Martial arts films live or die by their fight scenes and Seven Swords just can't cut it.
You know you're in trouble when the bad guys look like a Finnish death metal band. And so it is with Tsui Hark's Seven Swords: a Wuxia movie that mistakes length, unsympathetic characters and risible dialogue for Epic with a capital 'E'.
Wuxia, for those who don't know, is a subset of Chinese martial arts rooted in the country's literature, where chivalrous warriors in a fantastical setting ride into town to save the day. Tsui Hark has been responsible for some of the genre's most memorable films, including the visually stunning Zu Warriors from 1983.
But while Zu Warriors had a charming naivety bolstered by over the top visual effects and cheeky campness, with Seven Swords Hark attempts something sleeker with a distinctly modern look.
Set at the beginning of the Qing Dynasty in the seventeenth century, a small village holds out against the evil Fire-wind (Sun Honglei) whose troops are rounding up and killing anyone thought to be involved with martial arts, collecting a bounty for each dead body from the government.
A couple of villagers set off for Mount Heaven with the aid of a retired executioner, Fu Qing Ju (Liu Chia-Liang), in an attempt to persuade Master Shadow-glow (Ma Jingwu), a hermit sword-maker to help. Being a swell guy, he provides four of his disciples and seven magical swords to defend the villagers.
There is a superficial touch of Akira Kurasawa's Seven Samurai (or John Sturges' The Magnificent Seven, if you prefer) about the plot, which unfolds in a series of laborious tableaux as the villagers attempt to escape from Fire-wind. But the swords and their magical properties are never fully explained and the warriors that wield them fail to bring any depth to the story.
Martial arts films live or die by their fight scenes, and Seven Swords just can't cut it. The fight choreography is muddied by choppy editing, making it difficult to tell what's going on. Clearly influenced by the visual style of modern Wuxia movies such as Crouching Tiger, Hidden Dragon and Hero, Seven Swords may look sumptuous but Tsui Hark has neither Zhang Yimou's sense of poetry, or Ang Lee's sense of drama. One for martial arts pedants only.

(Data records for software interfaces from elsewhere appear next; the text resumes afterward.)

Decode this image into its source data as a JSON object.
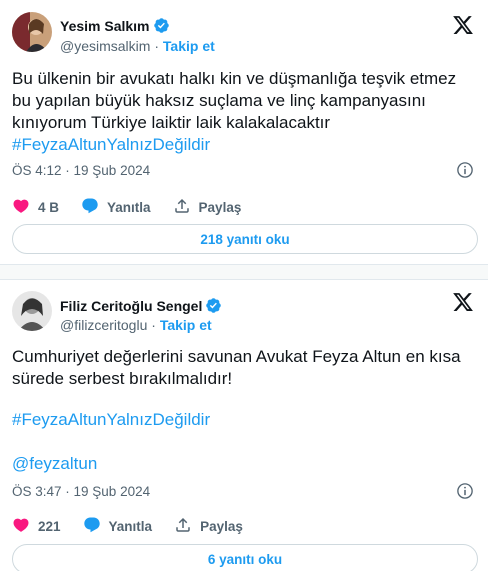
{
  "tweets": [
    {
      "author": "Yesim Salkım",
      "handle": "@yesimsalkim",
      "separator": "·",
      "follow": "Takip et",
      "text": "Bu ülkenin bir avukatı halkı kin ve düşmanlığa teşvik etmez bu yapılan büyük haksız suçlama ve linç kampanyasını kınıyorum Türkiye laiktir laik kalakalacaktır",
      "hashtag": "#FeyzaAltunYalnızDeğildir",
      "timestamp": "ÖS 4:12 · 19 Şub 2024",
      "likes": "4 B",
      "reply_label": "Yanıtla",
      "share_label": "Paylaş",
      "read_replies": "218 yanıtı oku"
    },
    {
      "author": "Filiz Ceritoğlu Sengel",
      "handle": "@filizceritoglu",
      "separator": "·",
      "follow": "Takip et",
      "text": "Cumhuriyet değerlerini savunan Avukat Feyza Altun en kısa sürede serbest bırakılmalıdır!",
      "hashtag": "#FeyzaAltunYalnızDeğildir",
      "mention": "@feyzaltun",
      "timestamp": "ÖS 3:47 · 19 Şub 2024",
      "likes": "221",
      "reply_label": "Yanıtla",
      "share_label": "Paylaş",
      "read_replies": "6 yanıtı oku"
    }
  ],
  "colors": {
    "accent": "#1d9bf0",
    "like": "#f91880",
    "muted": "#536471",
    "text": "#0f1419"
  },
  "icons": [
    "verified-badge-icon",
    "x-logo-icon",
    "info-icon",
    "heart-icon",
    "reply-bubble-icon",
    "share-icon"
  ]
}
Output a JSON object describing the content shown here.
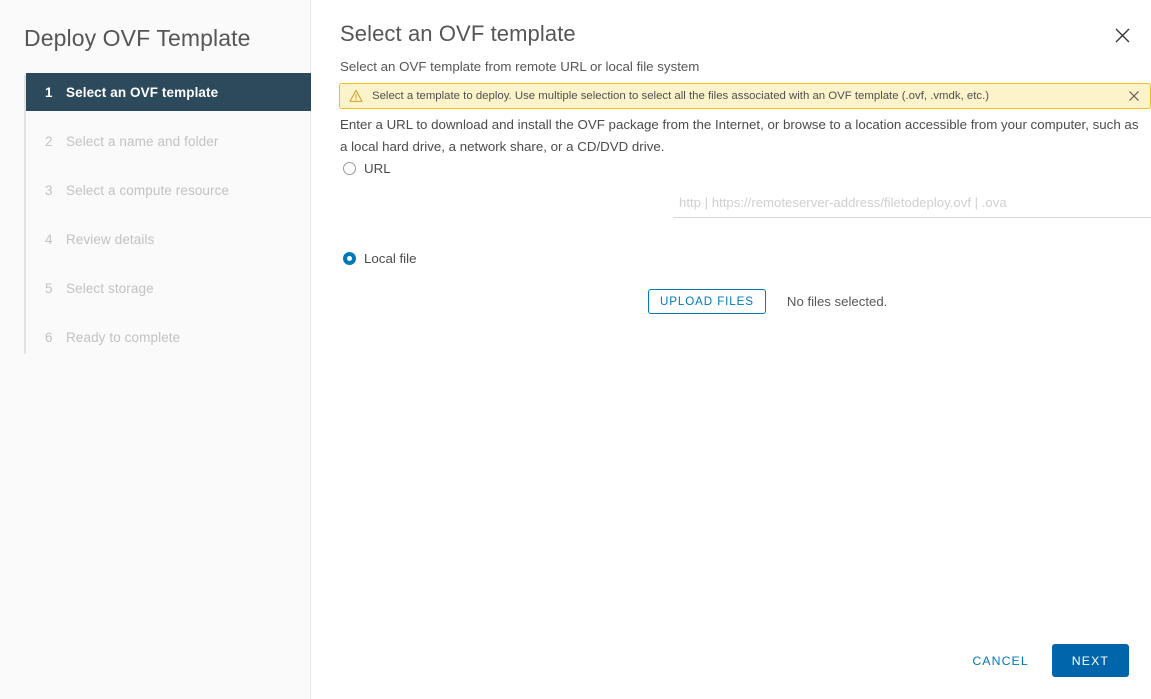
{
  "wizard": {
    "title": "Deploy OVF Template",
    "steps": [
      {
        "num": "1",
        "label": "Select an OVF template"
      },
      {
        "num": "2",
        "label": "Select a name and folder"
      },
      {
        "num": "3",
        "label": "Select a compute resource"
      },
      {
        "num": "4",
        "label": "Review details"
      },
      {
        "num": "5",
        "label": "Select storage"
      },
      {
        "num": "6",
        "label": "Ready to complete"
      }
    ]
  },
  "page": {
    "title": "Select an OVF template",
    "subtitle": "Select an OVF template from remote URL or local file system",
    "description": "Enter a URL to download and install the OVF package from the Internet, or browse to a location accessible from your computer, such as a local hard drive, a network share, or a CD/DVD drive."
  },
  "alert": {
    "text": "Select a template to deploy. Use multiple selection to select all the files associated with an OVF template (.ovf, .vmdk, etc.)",
    "icon": "warning-triangle-icon",
    "close_icon": "close-icon",
    "background_color": "#fdf3ca",
    "border_color": "#ecc317"
  },
  "source": {
    "url_option_label": "URL",
    "url_selected": false,
    "url_value": "",
    "url_placeholder": "http | https://remoteserver-address/filetodeploy.ovf | .ova",
    "local_option_label": "Local file",
    "local_selected": true,
    "upload_button_label": "UPLOAD FILES",
    "file_status": "No files selected."
  },
  "footer": {
    "cancel_label": "CANCEL",
    "next_label": "NEXT"
  },
  "colors": {
    "accent_blue": "#0079b8",
    "primary_button": "#0065ab",
    "active_step": "#2d4a5c",
    "sidebar_bg": "#fafafa"
  }
}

Great cast peppered with seasoned martial arts actors.
Donnie Yen provides the only inventive fight scene.
Confusing script and fights that are frankly rubbish.